Thoreau said, “Could a greater miracle take place than for us to look through each other’s eyes for an instant?”
When Robin Wall Kimmerer spoke recently at Greenfield High School, sponsored by the Nolumbeka Project, she taught us how to look through two eyes—the eyes of indigenous wisdom and the eyes of science. Robin is “a mother, scientist, decorated professor, and enrolled member of the Citizen Potawatomi Nation.” She is the author of Braiding Sweetgrass, and since hearing her talk I have been trying on the two eyes of seeing in many contexts. She told us, it’s not about blending the two perspectives. It’s about holding each and keeping them in conversation.

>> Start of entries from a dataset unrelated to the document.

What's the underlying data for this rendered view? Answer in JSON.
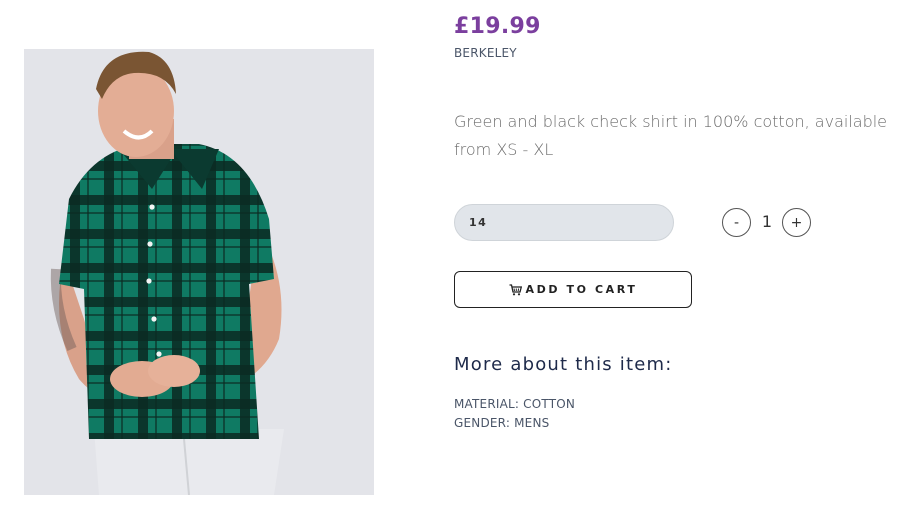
{
  "product": {
    "price": "£19.99",
    "brand": "BERKELEY",
    "description": "Green and black check shirt in 100% cotton, available from XS - XL",
    "image_alt": "Man wearing green and black check shirt"
  },
  "size_field": {
    "value": "14"
  },
  "quantity": {
    "minus_label": "-",
    "value": "1",
    "plus_label": "+"
  },
  "add_to_cart": {
    "label": "ADD TO CART",
    "icon": "shopping-cart-icon"
  },
  "more": {
    "heading": "More about this item:",
    "material": "MATERIAL: COTTON",
    "gender": "GENDER: MENS"
  },
  "colors": {
    "price": "#7b3f9e",
    "shirt_green": "#0f7a63",
    "shirt_dark": "#0b2a22",
    "image_bg": "#e3e4e9"
  }
}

As Journey Camp begins—a peace camp I’ve directed for 29 years—I ask the campers to put on glasses that allow them to see the essence of each person, their goodness, their importance. A word from India, “namaste,” encompasses that way of seeing, and we start each day singing to each other. “Namaste, namaste, I see the good in you. I’m so glad you’re here.” That short song sets

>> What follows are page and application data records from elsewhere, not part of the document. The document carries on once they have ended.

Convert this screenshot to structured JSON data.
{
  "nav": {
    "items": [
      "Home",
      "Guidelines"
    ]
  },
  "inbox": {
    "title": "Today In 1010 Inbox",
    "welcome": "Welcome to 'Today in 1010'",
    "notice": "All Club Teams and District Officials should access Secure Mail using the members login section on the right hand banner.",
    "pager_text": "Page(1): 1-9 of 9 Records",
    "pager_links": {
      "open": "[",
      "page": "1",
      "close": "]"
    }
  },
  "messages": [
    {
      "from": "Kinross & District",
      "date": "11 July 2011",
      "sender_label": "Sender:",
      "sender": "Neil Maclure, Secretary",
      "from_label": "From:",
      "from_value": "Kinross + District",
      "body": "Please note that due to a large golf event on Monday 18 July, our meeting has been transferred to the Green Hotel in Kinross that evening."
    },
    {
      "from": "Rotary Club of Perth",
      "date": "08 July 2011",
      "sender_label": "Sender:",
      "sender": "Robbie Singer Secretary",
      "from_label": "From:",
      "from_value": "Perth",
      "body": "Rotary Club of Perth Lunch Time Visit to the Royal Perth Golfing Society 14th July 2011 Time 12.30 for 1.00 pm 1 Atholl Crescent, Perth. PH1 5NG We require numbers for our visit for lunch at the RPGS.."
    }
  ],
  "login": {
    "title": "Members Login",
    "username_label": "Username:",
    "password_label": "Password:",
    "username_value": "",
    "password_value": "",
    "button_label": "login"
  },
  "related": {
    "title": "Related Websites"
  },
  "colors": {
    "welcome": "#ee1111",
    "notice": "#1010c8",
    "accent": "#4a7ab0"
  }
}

an intention that ripples through the camp. Among our six social agreements and guidelines is “Friendly Talking.” That means to treat everyone in a friendly way, including yourself. Other agreements speak of the power to say “Stop, I don’t like that,” or talk things out, but this primary cloud of care is foundational.
In the fullness of summer, in this full spectrum light, may we listen to each other from that place of pausing to hear and value, and looking through each other’s eyes.